Recent guidance from the Safer Federal Workforce Task Force—created by President Biden via executive order and led by the White House, General Services Administration and the Office of Personnel Management—suggested that agencies could rely on occupational health clinics to provide the testing. Leadership at the federal clinics told the managers that the agency was not consulted on the task force's guidance. 

A Federal Occupational Health official repeatedly said the agency “did not want to pursue that line of business,” one federal supervisor said after a conference call with its top leadership. The official stressed the task force’s guidance said testing may be available through the occupational health clinics, but did not require it. 

A second federal worker said the health agency stressed that it would have taken months to stand up a testing program and required extensive work to credential its employees to conduct tests. Federal Occupational Health is staffed by the U.S. Public Health Service’s Commissioned Corps, as well as Health and Human Services Department civil servants. Officials also told the manager that it would be overly costly to provide the testing. 

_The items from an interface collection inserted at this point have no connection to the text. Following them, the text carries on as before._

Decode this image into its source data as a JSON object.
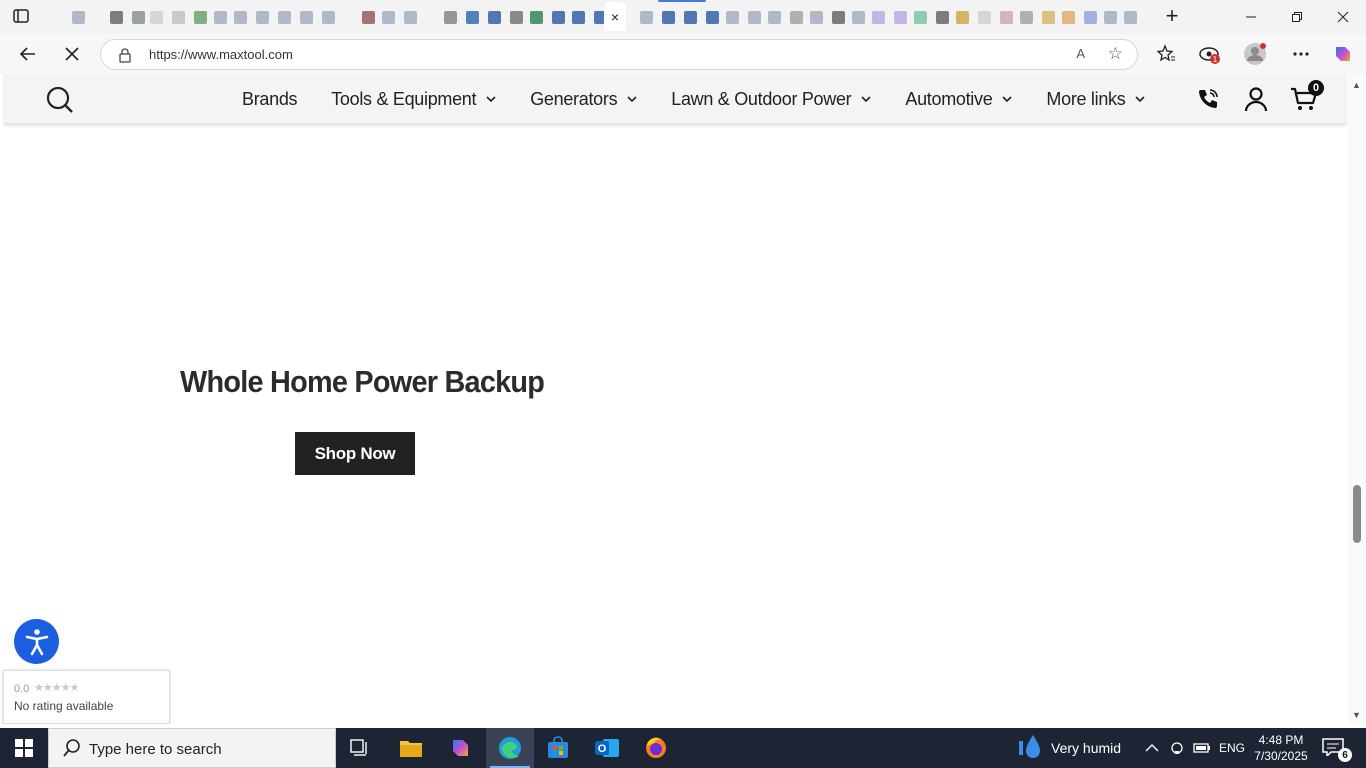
{
  "browser": {
    "url": "https://www.maxtool.com",
    "tab_count_icons": 48,
    "active_tab_close": "×",
    "new_tab": "+",
    "read_aloud": "A",
    "extensions_badge": "1"
  },
  "site": {
    "nav": {
      "items": [
        {
          "label": "Brands",
          "has_dropdown": false
        },
        {
          "label": "Tools & Equipment",
          "has_dropdown": true
        },
        {
          "label": "Generators",
          "has_dropdown": true
        },
        {
          "label": "Lawn & Outdoor Power",
          "has_dropdown": true
        },
        {
          "label": "Automotive",
          "has_dropdown": true
        },
        {
          "label": "More links",
          "has_dropdown": true
        }
      ],
      "cart_count": "0"
    },
    "hero": {
      "title": "Whole Home Power Backup",
      "cta": "Shop Now"
    },
    "rating_widget": {
      "score": "0.0",
      "stars": "★★★★★",
      "text": "No rating available"
    }
  },
  "taskbar": {
    "search_placeholder": "Type here to search",
    "weather": "Very humid",
    "language": "ENG",
    "time": "4:48 PM",
    "date": "7/30/2025",
    "notifications": "6"
  },
  "colors": {
    "accent": "#1b5fe0",
    "button_dark": "#222222",
    "taskbar": "#1d2535"
  }
}
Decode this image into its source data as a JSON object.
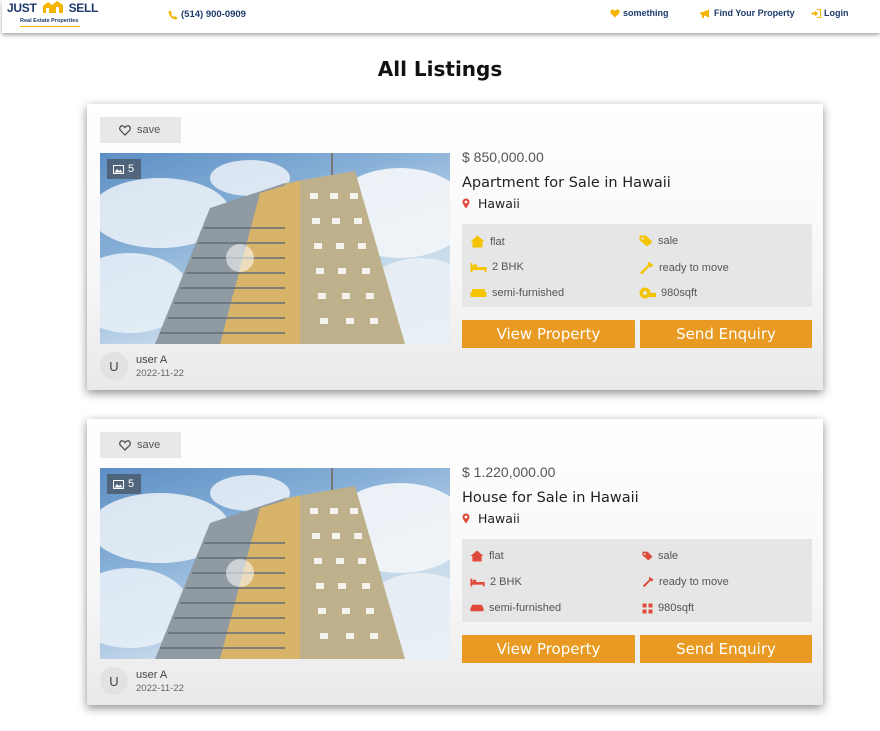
{
  "header": {
    "logo": {
      "left": "JUST",
      "right": "SELL",
      "sub": "Real Estate Properties"
    },
    "phone": "(514) 900-0909",
    "nav": {
      "something": "something",
      "find_property": "Find Your Property",
      "login": "Login"
    },
    "colors": {
      "navy": "#1d3a6b",
      "brand_yellow": "#f5b400"
    }
  },
  "page": {
    "title": "All Listings"
  },
  "listings": [
    {
      "save_label": "save",
      "photo_count": "5",
      "price": "$ 850,000.00",
      "title": "Apartment for Sale in Hawaii",
      "location": "Hawaii",
      "icon_color": "#f5c400",
      "features": {
        "type": "flat",
        "status": "sale",
        "bhk": "2 BHK",
        "readiness": "ready to move",
        "furnishing": "semi-furnished",
        "area": "980sqft"
      },
      "buttons": {
        "view": "View Property",
        "enquiry": "Send Enquiry"
      },
      "user": {
        "initial": "U",
        "name": "user A",
        "date": "2022-11-22"
      }
    },
    {
      "save_label": "save",
      "photo_count": "5",
      "price": "$ 1.220,000.00",
      "title": "House for Sale in Hawaii",
      "location": "Hawaii",
      "icon_color": "#e04a3a",
      "features": {
        "type": "flat",
        "status": "sale",
        "bhk": "2 BHK",
        "readiness": "ready to move",
        "furnishing": "semi-furnished",
        "area": "980sqft"
      },
      "buttons": {
        "view": "View Property",
        "enquiry": "Send Enquiry"
      },
      "user": {
        "initial": "U",
        "name": "user A",
        "date": "2022-11-22"
      }
    }
  ],
  "accent_colors": {
    "button": "#e99a22",
    "location_pin": "#e04a3a"
  }
}
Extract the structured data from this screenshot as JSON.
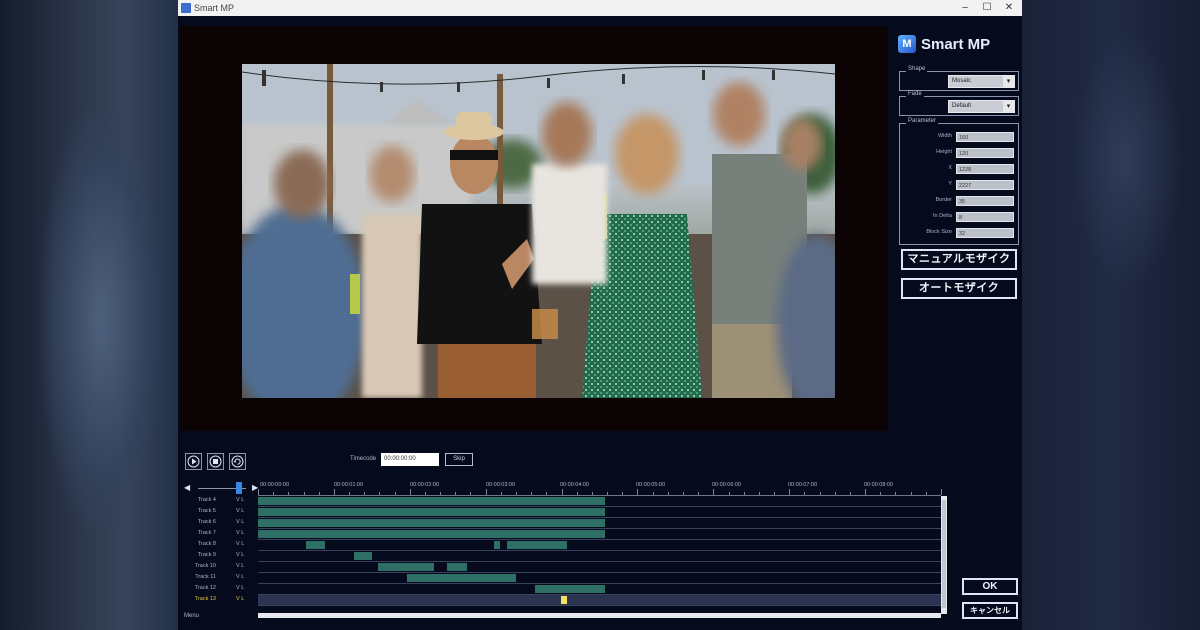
{
  "window": {
    "title": "Smart MP"
  },
  "logo": {
    "mark": "M",
    "text": "Smart MP"
  },
  "shape_group": {
    "legend": "Shape",
    "value": "Mosaic"
  },
  "fade_group": {
    "legend": "Fade",
    "value": "Default"
  },
  "parameter_group": {
    "legend": "Parameter",
    "rows": [
      {
        "label": "Width",
        "value": "160"
      },
      {
        "label": "Height",
        "value": "120"
      },
      {
        "label": "X",
        "value": "1228"
      },
      {
        "label": "Y",
        "value": "2227"
      },
      {
        "label": "Border",
        "value": "35"
      },
      {
        "label": "In Delta",
        "value": "8"
      },
      {
        "label": "Block Size",
        "value": "32"
      }
    ]
  },
  "buttons": {
    "manual_mosaic": "マニュアルモザイク",
    "auto_mosaic": "オートモザイク",
    "ok": "OK",
    "cancel": "キャンセル",
    "skip": "Skip"
  },
  "transport": {
    "timecode_label": "Timecode",
    "timecode_value": "00:00:00:00"
  },
  "ruler": {
    "labels": [
      "00:00:00:00",
      "00:00:01:00",
      "00:00:02:00",
      "00:00:03:00",
      "00:00:04:00",
      "00:00:05:00",
      "00:00:06:00",
      "00:00:07:00",
      "00:00:08:00"
    ]
  },
  "tracks": [
    {
      "name": "Track 4",
      "flags": "V L",
      "selected": false,
      "clips": [
        [
          0,
          0.508
        ]
      ]
    },
    {
      "name": "Track 5",
      "flags": "V L",
      "selected": false,
      "clips": [
        [
          0,
          0.508
        ]
      ]
    },
    {
      "name": "Track 6",
      "flags": "V L",
      "selected": false,
      "clips": [
        [
          0,
          0.508
        ]
      ]
    },
    {
      "name": "Track 7",
      "flags": "V L",
      "selected": false,
      "clips": [
        [
          0,
          0.508
        ]
      ]
    },
    {
      "name": "Track 8",
      "flags": "V L",
      "selected": false,
      "clips": [
        [
          0.07,
          0.098
        ],
        [
          0.345,
          0.355
        ],
        [
          0.365,
          0.453
        ]
      ]
    },
    {
      "name": "Track 9",
      "flags": "V L",
      "selected": false,
      "clips": [
        [
          0.14,
          0.167
        ]
      ]
    },
    {
      "name": "Track 10",
      "flags": "V L",
      "selected": false,
      "clips": [
        [
          0.175,
          0.258
        ],
        [
          0.276,
          0.306
        ]
      ]
    },
    {
      "name": "Track 11",
      "flags": "V L",
      "selected": false,
      "clips": [
        [
          0.218,
          0.378
        ]
      ]
    },
    {
      "name": "Track 12",
      "flags": "V L",
      "selected": false,
      "clips": [
        [
          0.405,
          0.508
        ]
      ]
    },
    {
      "name": "Track 13",
      "flags": "V L",
      "selected": true,
      "clips": []
    }
  ],
  "cursor_position": 0.443,
  "menu_label": "Menu",
  "icons": {
    "play": "play-icon",
    "stop": "stop-icon",
    "loop": "loop-icon"
  },
  "colors": {
    "app_background": "#050a1c",
    "clip": "#2e6f66",
    "accent_blue": "#3a84e6",
    "cursor": "#f1e25a"
  }
}
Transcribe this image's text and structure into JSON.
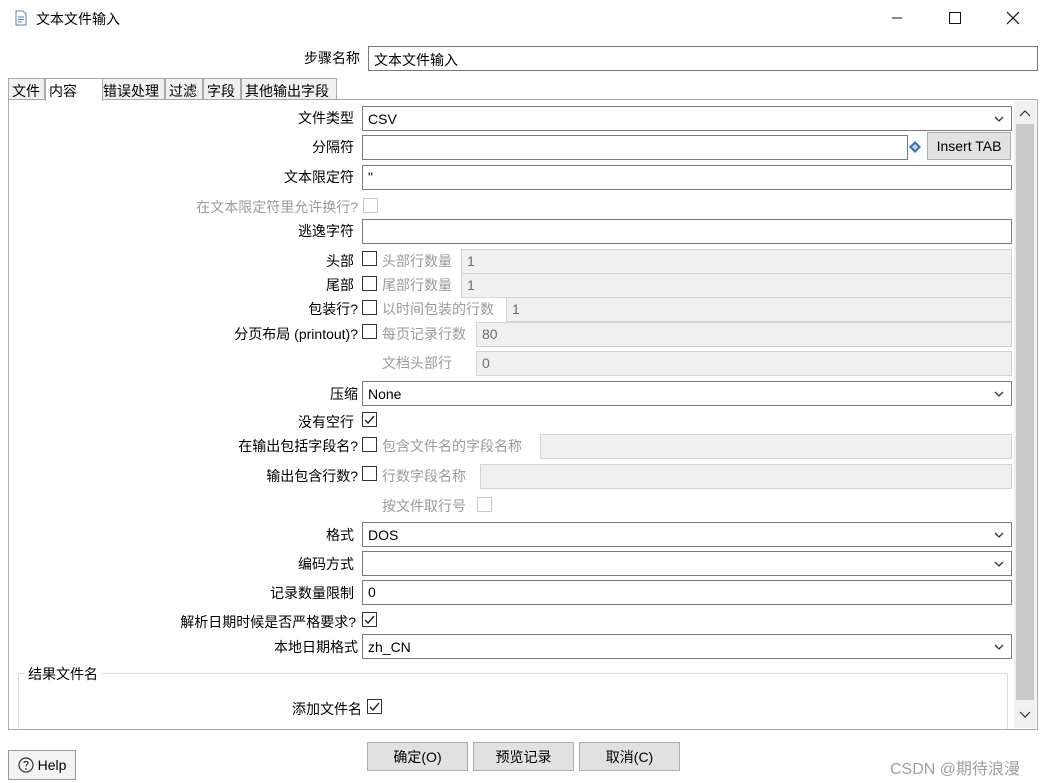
{
  "window": {
    "title": "文本文件输入"
  },
  "step": {
    "label": "步骤名称",
    "value": "文本文件输入"
  },
  "tabs": [
    "文件",
    "内容",
    "错误处理",
    "过滤",
    "字段",
    "其他输出字段"
  ],
  "active_tab": "内容",
  "form": {
    "file_type": {
      "label": "文件类型",
      "value": "CSV"
    },
    "separator": {
      "label": "分隔符",
      "value": "",
      "insert_tab": "Insert TAB"
    },
    "enclosure": {
      "label": "文本限定符",
      "value": "\""
    },
    "allow_breaks": {
      "label": "在文本限定符里允许换行?"
    },
    "escape": {
      "label": "逃逸字符",
      "value": ""
    },
    "header": {
      "label": "头部",
      "sub_label": "头部行数量",
      "value": "1"
    },
    "footer": {
      "label": "尾部",
      "sub_label": "尾部行数量",
      "value": "1"
    },
    "wrapped": {
      "label": "包装行?",
      "sub_label": "以时间包装的行数",
      "value": "1"
    },
    "layout_paged": {
      "label": "分页布局 (printout)?",
      "sub_label": "每页记录行数",
      "value": "80"
    },
    "doc_header": {
      "label": "文档头部行",
      "value": "0"
    },
    "compression": {
      "label": "压缩",
      "value": "None"
    },
    "no_empty_rows": {
      "label": "没有空行",
      "checked": true
    },
    "include_filename": {
      "label": "在输出包括字段名?",
      "sub_label": "包含文件名的字段名称",
      "value": ""
    },
    "rownum": {
      "label": "输出包含行数?",
      "sub_label": "行数字段名称",
      "value": ""
    },
    "rownum_per_file": {
      "label": "按文件取行号"
    },
    "format": {
      "label": "格式",
      "value": "DOS"
    },
    "encoding": {
      "label": "编码方式",
      "value": ""
    },
    "limit": {
      "label": "记录数量限制",
      "value": "0"
    },
    "lenient_dates": {
      "label": "解析日期时候是否严格要求?",
      "checked": true
    },
    "date_locale": {
      "label": "本地日期格式",
      "value": "zh_CN"
    }
  },
  "result_group": {
    "title": "结果文件名",
    "add_filename_label": "添加文件名",
    "add_filename_checked": true
  },
  "buttons": {
    "help": "Help",
    "ok": "确定(O)",
    "preview": "预览记录",
    "cancel": "取消(C)"
  },
  "watermark": "CSDN @期待浪漫"
}
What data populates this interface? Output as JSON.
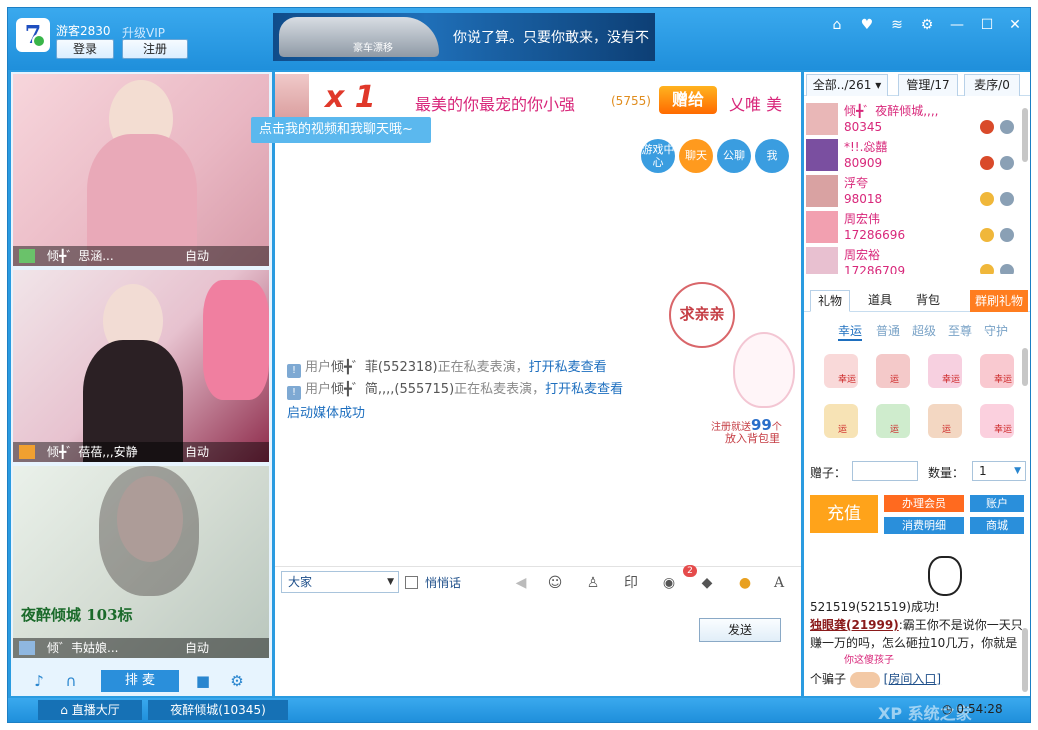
{
  "window": {
    "logo_text": "7",
    "guest_label": "游客2830",
    "upgrade_vip": "升级VIP",
    "login": "登录",
    "register": "注册"
  },
  "banner": {
    "brand": "豪车漂移",
    "text": "你说了算。只要你敢来，没有不"
  },
  "videos": [
    {
      "name": "倾╋゛思涵...",
      "mode": "自动"
    },
    {
      "name": "倾╋゛蓓蓓,,,安静",
      "mode": "自动"
    },
    {
      "name": "倾゛韦姑娘...",
      "mode": "自动",
      "overlay": "夜醉倾城 103标"
    }
  ],
  "left_controls": {
    "queue_mic": "排 麦"
  },
  "ticker": {
    "count": "x 1",
    "message": "最美的你最宠的你小强",
    "number": "(5755)",
    "gift_word": "赠给",
    "recipient": "乂唯 美"
  },
  "tooltip": "点击我的视频和我聊天哦~",
  "chat_tabs": [
    "游戏中心",
    "聊天",
    "公聊",
    "我"
  ],
  "messages": [
    {
      "prefix": "用户",
      "user": "倾╋゛菲(552318)",
      "text": "正在私麦表演，",
      "link": "打开私麦查看"
    },
    {
      "prefix": "用户",
      "user": "倾╋゛简,,,,(555715)",
      "text": "正在私麦表演，",
      "link": "打开私麦查看"
    }
  ],
  "media_status": "启动媒体成功",
  "promo": {
    "bubble": "求亲亲",
    "register_prefix": "注册就送",
    "register_count": "99",
    "register_suffix": "个",
    "bag": "放入背包里"
  },
  "input": {
    "target": "大家",
    "whisper_label": "悄悄话",
    "badge_count": "2",
    "send": "发送"
  },
  "user_tabs": [
    "全部../261",
    "管理/17",
    "麦序/0"
  ],
  "users": [
    {
      "name": "倾╋゛夜醉倾城,,,,",
      "id": "80345"
    },
    {
      "name": "*!!.惢囍",
      "id": "80909"
    },
    {
      "name": "浮夸",
      "id": "98018"
    },
    {
      "name": "周宏伟",
      "id": "17286696"
    },
    {
      "name": "周宏裕",
      "id": "17286709"
    }
  ],
  "gift_tabs": [
    "礼物",
    "道具",
    "背包"
  ],
  "gift_broadcast": "群刷礼物",
  "gift_subtabs": [
    "幸运",
    "普通",
    "超级",
    "至尊",
    "守护"
  ],
  "gift_tags": [
    "幸运",
    "运",
    "幸运",
    "幸运",
    "运",
    "运",
    "运",
    "幸运"
  ],
  "gift_form": {
    "to_label": "赠子：",
    "qty_label": "数量：",
    "qty_value": "1"
  },
  "account_buttons": {
    "recharge": "充值",
    "member": "办理会员",
    "account": "账户",
    "spending": "消费明细",
    "shop": "商城"
  },
  "feed": {
    "line1": "521519(521519)成功!",
    "user": "独眼龚(21999)",
    "line2": ":霸王你不是说你一天只赚一万的吗，怎么砸拉10几万，你就是",
    "pink": "你这傻孩子",
    "line3": "个骗子",
    "room_entry": "[房间入口]"
  },
  "statusbar": {
    "lobby": "直播大厅",
    "room": "夜醉倾城(10345)",
    "timer": "0:54:28",
    "watermark": "XP 系统之家"
  },
  "colors": {
    "primary": "#2a9be0",
    "accent_orange": "#ff9a1e",
    "pink_text": "#d8277a",
    "link_blue": "#1e6fbf"
  }
}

Both supervisors said employees within their agencies were rejected from receiving any care—such as a temperature check—that could be related to COVID-19 ever since the outset of the pandemic. They noted the clinics would normally provide services such as drawing blood and annual flu shots. Federal Occupational Health, created by Congress in 1946, boasts on its website that it provides a "comprehensive array of services [that] helps agencies promote workplace health, wellness and safety." HHS declined to comment for this story. 

Managers throughout government are raising concerns about the testing requirement, saying they have not been provided with sufficient guidance or resources to implement it. The Government Managers Coalition, consisting of five associations that represent federal supervisors, said in a recent letter to the task force that their needs during the pandemic have received "scant attention" from the Office of Personnel Management, the Office of Management and Budget, and the White House. 

“Failure by the administration to ensure agencies are properly equipping and empowering federal leaders to implement and execute the guidance and directives coming from the administration undermines its own objectives and priorities," wrote the group, which represents more than 250,000 federal managers. The letter added that the coalition's members will "bear the brunt of challenges" to those policies and noted some are now spending a large portion of their work days performing clerical duties.  

The group said members were particularly concerned over funding for COVID-19 testing, as the White House previously clarified agencies would have to rely on existing funds to set up the testing programs. Members of the managers group are not "trained nor equipped" to oversee screening protocols and should be protected by the administration when enforcing new requirements, the letter stated. Agencies are issuing inconsistent messages and policies, it added. 

“We need a clear, authoritative, singlesource message that is crystal clear and available for managers to use,” the coalition wrote. 

OMB did not respond to a request to comment. 

The managers coalition members said federal supervisors are taking demotions to avoid their new responsibilities and many employees are declining to take promotions into management. 

“We cannot continue the same failed approach of tossing vague, general guidance at agencies in the hopes they can work out the kinks,” said Bob Corsi, president of the Senior Executives Association. “This only causes disparate impacts and duplicative work. The federal government must prioritize leadership so federal managers have the tools to truly succeed and respond to the needs of employees and the public.”